— Will the data collected in this way help in the search for treatments for mental and neurodegenerative diseases? How are these ailments related to the proper functioning of neural circuits?

— Yes, such studies will help to find new markers of abnormalities in the functioning of neural networks in pathological conditions, for example, in neurodegenerative diseases. Among these ailments, Alzheimer's disease is the most common.

Experiments on mice have already revealed the abnormal behavior of neural networks in Alzheimer's disease in the area of the hippocampus responsible for memory. The disorder is a consequence of the detrimental effect of the toxic protein αβ-amyloid. In Alzheimer's disease, this protein forms amyloid plaques in the brain and leads to neuronal overactivity, with consequent disruption of the normal functioning of hippocampal neural networks.

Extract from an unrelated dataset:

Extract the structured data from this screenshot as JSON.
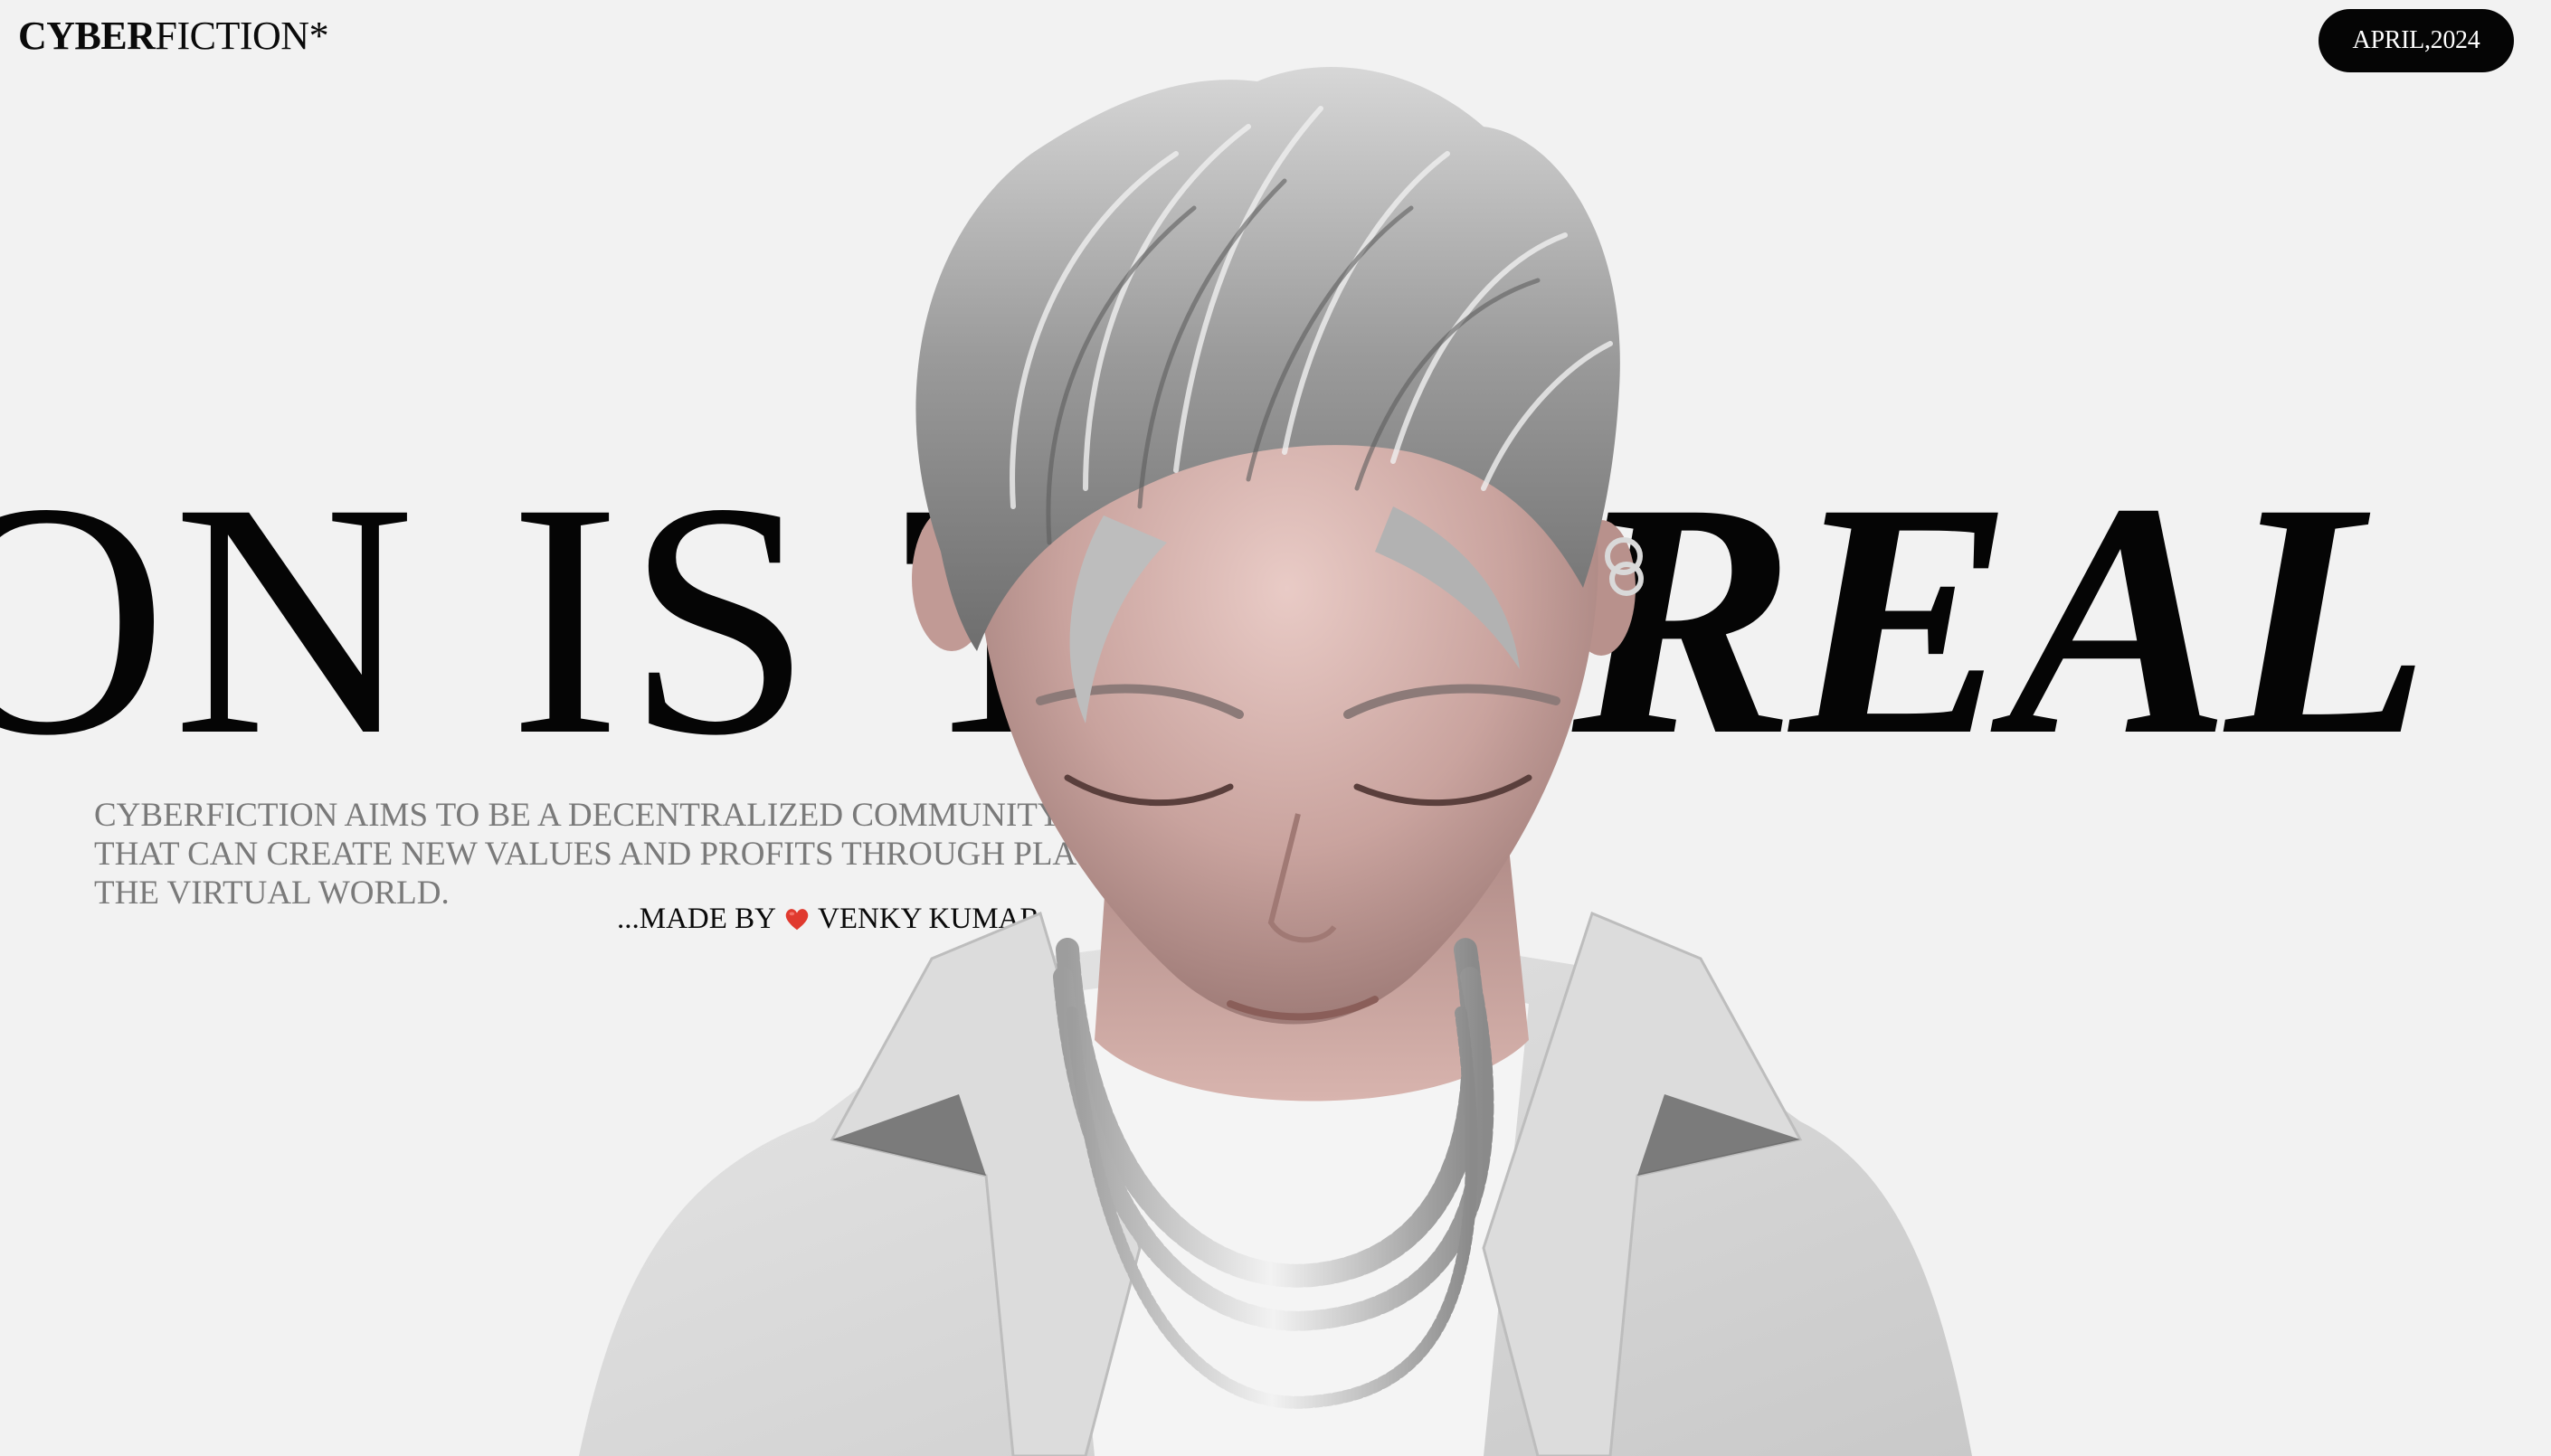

Also, in the course of Alzheimer's disease, neuronal death occurs, which makes a serious contribution to brain disorders at the level of the neural network. In our laboratory, we plan to evaluate the effectiveness of approaches to improve cognitive function in mice with a genetic model of Alzheimer's disease in conjunction with simultaneous behavioral tests. That is, we will be able to study the processes of degeneration in more detail and assess how effective our approaches to correcting these processes are.

The problem is that most Alzheimer's drug development fails in clinical trials. This means that scientists need to take a step back to take a closer look at the workings of the brain and the processes of neurodegeneration. Such an analysis will help to re-evaluate the developed approaches to the treatment of neurodegenerative diseases and adjust them at the preclinical stage.